(2) The medical certificate must be issued and signed by a medical practitioner or any other person who is certified to diagnose and treat patients and who is registered with a professional council established by an Act of Parliament.
This section in no manner imposes an obligation on the employee to disclose the exact nature of their illness; the only requirement is that a qualified medical practitioner confirm that they were unable to render service on the day in question due to injury or illness, whatever the condition may be. To impose a more stringent obligation on the employee is less favourable to the employee than the provisions of the Act, and can therefore not be enforceable.
Such an obligation may further infringe on the employee’s constitutional right to privacy as well as medical privilege. The principle is that an employee need not disclose medical facts to the employer unless it will directly impact on its operations.

This view point is further supported by section 7 of the Employment Equity Act dealing with medical testing.

The provision stipulates that:
1. Medical testing of an employee is prohibited, unless-
(a) Legislation permits or requires testing; or
(b) It is justifiable in the light of medical facts, employment conditions, social policy, the fair distribution of employee benefits or the inherent requirements of a job.
Where an employer so wishes to have an employee tested, they would bear the onus of proving one of the above mentioned grounds to justify why the tests are required.

Protection of Personal Information Act Employment Equity Deadline 2015
This does not mean that a medical certificate with a vague reference to an unidentified medical condition is beyond question. The employer is entitled to investigate the legitimacy of the medical certificate by contacting the relevant physician, who can then be asked to confirm the employee’s incapacity for the relevant days.
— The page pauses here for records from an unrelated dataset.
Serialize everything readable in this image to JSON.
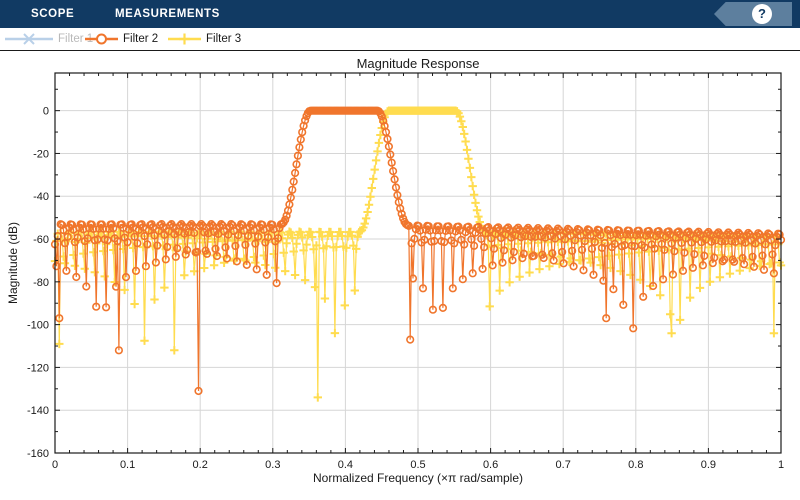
{
  "toolbar": {
    "bg": "#113a63",
    "tabs": [
      {
        "label": "SCOPE"
      },
      {
        "label": "MEASUREMENTS"
      }
    ],
    "help": {
      "glyph": "?",
      "shape_color": "#5d7f9e"
    }
  },
  "legend": {
    "items": [
      {
        "label": "Filter 1",
        "marker": "x",
        "line_color": "#b9d0e8",
        "label_color": "#b9b9b9",
        "enabled": false
      },
      {
        "label": "Filter 2",
        "marker": "o",
        "line_color": "#f0752c",
        "label_color": "#1a1a1a",
        "enabled": true
      },
      {
        "label": "Filter 3",
        "marker": "plus",
        "line_color": "#ffdc4f",
        "label_color": "#1a1a1a",
        "enabled": true
      }
    ]
  },
  "chart_data": {
    "type": "line",
    "title": "Magnitude Response",
    "xlabel": "Normalized Frequency (×π rad/sample)",
    "ylabel": "Magnitude (dB)",
    "xlim": [
      0,
      1
    ],
    "ylim": [
      -160,
      17.6
    ],
    "x_ticks": {
      "values": [
        0,
        0.1,
        0.2,
        0.3,
        0.4,
        0.5,
        0.6,
        0.7,
        0.8,
        0.9,
        1
      ],
      "labels": [
        "0",
        "0.1",
        "0.2",
        "0.3",
        "0.4",
        "0.5",
        "0.6",
        "0.7",
        "0.8",
        "0.9",
        "1"
      ]
    },
    "y_ticks": {
      "values": [
        0,
        -20,
        -40,
        -60,
        -80,
        -100,
        -120,
        -140,
        -160
      ],
      "labels": [
        "0",
        "-20",
        "-40",
        "-60",
        "-80",
        "-100",
        "-120",
        "-140",
        "-160"
      ]
    },
    "x_minor_step": 0.02,
    "y_minor_step": 10,
    "grid": true,
    "grid_color": "#d6d6d6",
    "axis_color": "#1a1a1a",
    "legend_position": "top-left-bar",
    "n_points": 512,
    "series": [
      {
        "name": "Filter 1",
        "visible": false,
        "color": "#b9d0e8",
        "marker": "x",
        "z": 0
      },
      {
        "name": "Filter 2",
        "visible": true,
        "color": "#f0752c",
        "marker": "o",
        "z": 2,
        "response": {
          "passband_db": 0,
          "stopband_left_db": -53,
          "stopband_right_db_near": -53.5,
          "stopband_right_db_far": -57.5,
          "f_stop1": 0.312,
          "f_pass1": 0.352,
          "f_pass2": 0.444,
          "f_stop2": 0.486,
          "null_spacing": 0.0138
        },
        "deep_nulls": [
          [
            0.006,
            -97
          ],
          [
            0.0875,
            -112
          ],
          [
            0.197,
            -131
          ],
          [
            0.489,
            -107
          ],
          [
            0.76,
            -97
          ]
        ]
      },
      {
        "name": "Filter 3",
        "visible": true,
        "color": "#ffdc4f",
        "marker": "plus",
        "z": 1,
        "response": {
          "passband_db": 0,
          "stopband_left_db": -56.5,
          "stopband_right_db_near": -56,
          "stopband_right_db_far": -58.5,
          "f_stop1": 0.42,
          "f_pass1": 0.46,
          "f_pass2": 0.552,
          "f_stop2": 0.592,
          "null_spacing": 0.0138
        },
        "deep_nulls": [
          [
            0.0065,
            -109
          ],
          [
            0.164,
            -112
          ],
          [
            0.362,
            -134
          ],
          [
            0.85,
            -104
          ],
          [
            0.99,
            -104
          ]
        ]
      }
    ]
  }
}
Where there is doubt a second opinion may be requested.
Finally, the employer would be unable to support the argument that they need to know what the medical condition of the employee is to ascertain whether it would affect other employees.
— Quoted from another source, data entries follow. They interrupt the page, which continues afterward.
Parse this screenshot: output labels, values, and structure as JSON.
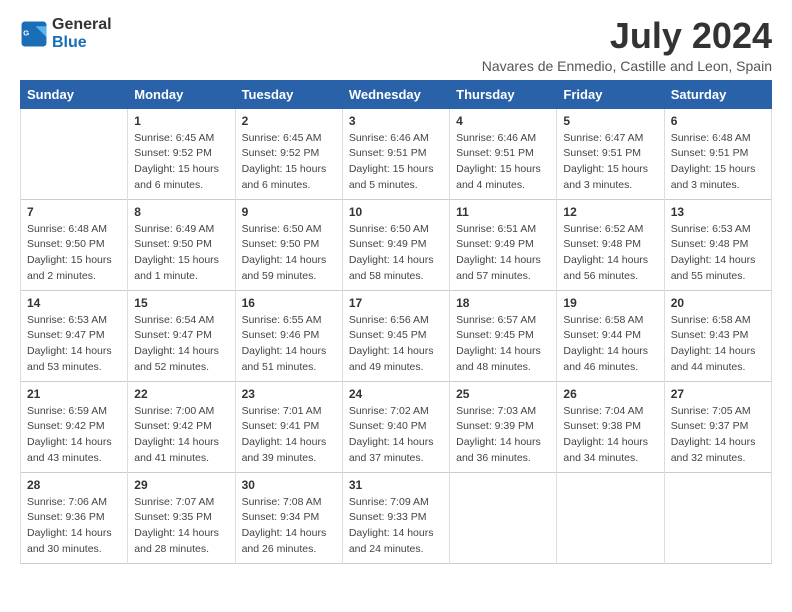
{
  "logo": {
    "line1": "General",
    "line2": "Blue"
  },
  "title": "July 2024",
  "location": "Navares de Enmedio, Castille and Leon, Spain",
  "days_of_week": [
    "Sunday",
    "Monday",
    "Tuesday",
    "Wednesday",
    "Thursday",
    "Friday",
    "Saturday"
  ],
  "weeks": [
    [
      {
        "day": "",
        "sunrise": "",
        "sunset": "",
        "daylight": ""
      },
      {
        "day": "1",
        "sunrise": "Sunrise: 6:45 AM",
        "sunset": "Sunset: 9:52 PM",
        "daylight": "Daylight: 15 hours and 6 minutes."
      },
      {
        "day": "2",
        "sunrise": "Sunrise: 6:45 AM",
        "sunset": "Sunset: 9:52 PM",
        "daylight": "Daylight: 15 hours and 6 minutes."
      },
      {
        "day": "3",
        "sunrise": "Sunrise: 6:46 AM",
        "sunset": "Sunset: 9:51 PM",
        "daylight": "Daylight: 15 hours and 5 minutes."
      },
      {
        "day": "4",
        "sunrise": "Sunrise: 6:46 AM",
        "sunset": "Sunset: 9:51 PM",
        "daylight": "Daylight: 15 hours and 4 minutes."
      },
      {
        "day": "5",
        "sunrise": "Sunrise: 6:47 AM",
        "sunset": "Sunset: 9:51 PM",
        "daylight": "Daylight: 15 hours and 3 minutes."
      },
      {
        "day": "6",
        "sunrise": "Sunrise: 6:48 AM",
        "sunset": "Sunset: 9:51 PM",
        "daylight": "Daylight: 15 hours and 3 minutes."
      }
    ],
    [
      {
        "day": "7",
        "sunrise": "Sunrise: 6:48 AM",
        "sunset": "Sunset: 9:50 PM",
        "daylight": "Daylight: 15 hours and 2 minutes."
      },
      {
        "day": "8",
        "sunrise": "Sunrise: 6:49 AM",
        "sunset": "Sunset: 9:50 PM",
        "daylight": "Daylight: 15 hours and 1 minute."
      },
      {
        "day": "9",
        "sunrise": "Sunrise: 6:50 AM",
        "sunset": "Sunset: 9:50 PM",
        "daylight": "Daylight: 14 hours and 59 minutes."
      },
      {
        "day": "10",
        "sunrise": "Sunrise: 6:50 AM",
        "sunset": "Sunset: 9:49 PM",
        "daylight": "Daylight: 14 hours and 58 minutes."
      },
      {
        "day": "11",
        "sunrise": "Sunrise: 6:51 AM",
        "sunset": "Sunset: 9:49 PM",
        "daylight": "Daylight: 14 hours and 57 minutes."
      },
      {
        "day": "12",
        "sunrise": "Sunrise: 6:52 AM",
        "sunset": "Sunset: 9:48 PM",
        "daylight": "Daylight: 14 hours and 56 minutes."
      },
      {
        "day": "13",
        "sunrise": "Sunrise: 6:53 AM",
        "sunset": "Sunset: 9:48 PM",
        "daylight": "Daylight: 14 hours and 55 minutes."
      }
    ],
    [
      {
        "day": "14",
        "sunrise": "Sunrise: 6:53 AM",
        "sunset": "Sunset: 9:47 PM",
        "daylight": "Daylight: 14 hours and 53 minutes."
      },
      {
        "day": "15",
        "sunrise": "Sunrise: 6:54 AM",
        "sunset": "Sunset: 9:47 PM",
        "daylight": "Daylight: 14 hours and 52 minutes."
      },
      {
        "day": "16",
        "sunrise": "Sunrise: 6:55 AM",
        "sunset": "Sunset: 9:46 PM",
        "daylight": "Daylight: 14 hours and 51 minutes."
      },
      {
        "day": "17",
        "sunrise": "Sunrise: 6:56 AM",
        "sunset": "Sunset: 9:45 PM",
        "daylight": "Daylight: 14 hours and 49 minutes."
      },
      {
        "day": "18",
        "sunrise": "Sunrise: 6:57 AM",
        "sunset": "Sunset: 9:45 PM",
        "daylight": "Daylight: 14 hours and 48 minutes."
      },
      {
        "day": "19",
        "sunrise": "Sunrise: 6:58 AM",
        "sunset": "Sunset: 9:44 PM",
        "daylight": "Daylight: 14 hours and 46 minutes."
      },
      {
        "day": "20",
        "sunrise": "Sunrise: 6:58 AM",
        "sunset": "Sunset: 9:43 PM",
        "daylight": "Daylight: 14 hours and 44 minutes."
      }
    ],
    [
      {
        "day": "21",
        "sunrise": "Sunrise: 6:59 AM",
        "sunset": "Sunset: 9:42 PM",
        "daylight": "Daylight: 14 hours and 43 minutes."
      },
      {
        "day": "22",
        "sunrise": "Sunrise: 7:00 AM",
        "sunset": "Sunset: 9:42 PM",
        "daylight": "Daylight: 14 hours and 41 minutes."
      },
      {
        "day": "23",
        "sunrise": "Sunrise: 7:01 AM",
        "sunset": "Sunset: 9:41 PM",
        "daylight": "Daylight: 14 hours and 39 minutes."
      },
      {
        "day": "24",
        "sunrise": "Sunrise: 7:02 AM",
        "sunset": "Sunset: 9:40 PM",
        "daylight": "Daylight: 14 hours and 37 minutes."
      },
      {
        "day": "25",
        "sunrise": "Sunrise: 7:03 AM",
        "sunset": "Sunset: 9:39 PM",
        "daylight": "Daylight: 14 hours and 36 minutes."
      },
      {
        "day": "26",
        "sunrise": "Sunrise: 7:04 AM",
        "sunset": "Sunset: 9:38 PM",
        "daylight": "Daylight: 14 hours and 34 minutes."
      },
      {
        "day": "27",
        "sunrise": "Sunrise: 7:05 AM",
        "sunset": "Sunset: 9:37 PM",
        "daylight": "Daylight: 14 hours and 32 minutes."
      }
    ],
    [
      {
        "day": "28",
        "sunrise": "Sunrise: 7:06 AM",
        "sunset": "Sunset: 9:36 PM",
        "daylight": "Daylight: 14 hours and 30 minutes."
      },
      {
        "day": "29",
        "sunrise": "Sunrise: 7:07 AM",
        "sunset": "Sunset: 9:35 PM",
        "daylight": "Daylight: 14 hours and 28 minutes."
      },
      {
        "day": "30",
        "sunrise": "Sunrise: 7:08 AM",
        "sunset": "Sunset: 9:34 PM",
        "daylight": "Daylight: 14 hours and 26 minutes."
      },
      {
        "day": "31",
        "sunrise": "Sunrise: 7:09 AM",
        "sunset": "Sunset: 9:33 PM",
        "daylight": "Daylight: 14 hours and 24 minutes."
      },
      {
        "day": "",
        "sunrise": "",
        "sunset": "",
        "daylight": ""
      },
      {
        "day": "",
        "sunrise": "",
        "sunset": "",
        "daylight": ""
      },
      {
        "day": "",
        "sunrise": "",
        "sunset": "",
        "daylight": ""
      }
    ]
  ]
}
The fact that a doctor only incapacitates the employee for a certain period of time asserts that the employee is no danger to public thereafter.

Where it would be unsafe for the employee to resume work, the medical practitioner would not sign them off as fit for duty. Where the employee suffers from a dangerous, communicable disease, the medical practitioner would further be obliged to inform all parties that the employee might have come in contact with during the infectious period to prevent further spreading of the disease and to afford treatment to affected individuals. Companies are therefore safeguarded against situations where ill employees may cause epidemics.

2 Comments

  1. MJ Fick on March 10, 2016 at 8:30 am

    Thank you for the very clear explanation Shirley. I fully agree with you that this question does not relate to the Protection of Personal Information (PoPI) Act directly. Taking it a bit further though, the storage of medical information, in this case the doctor’s certificate, falls under the PoPI act which deems medical information as “special” personal information. Employees should take extra care to protect access to this information and to use it only for the purpose it was intended to. The privacy of the employee should be guarded safely.



    • Shirley Combe on August 22, 2016 at 9:18 am

      Thank you for the response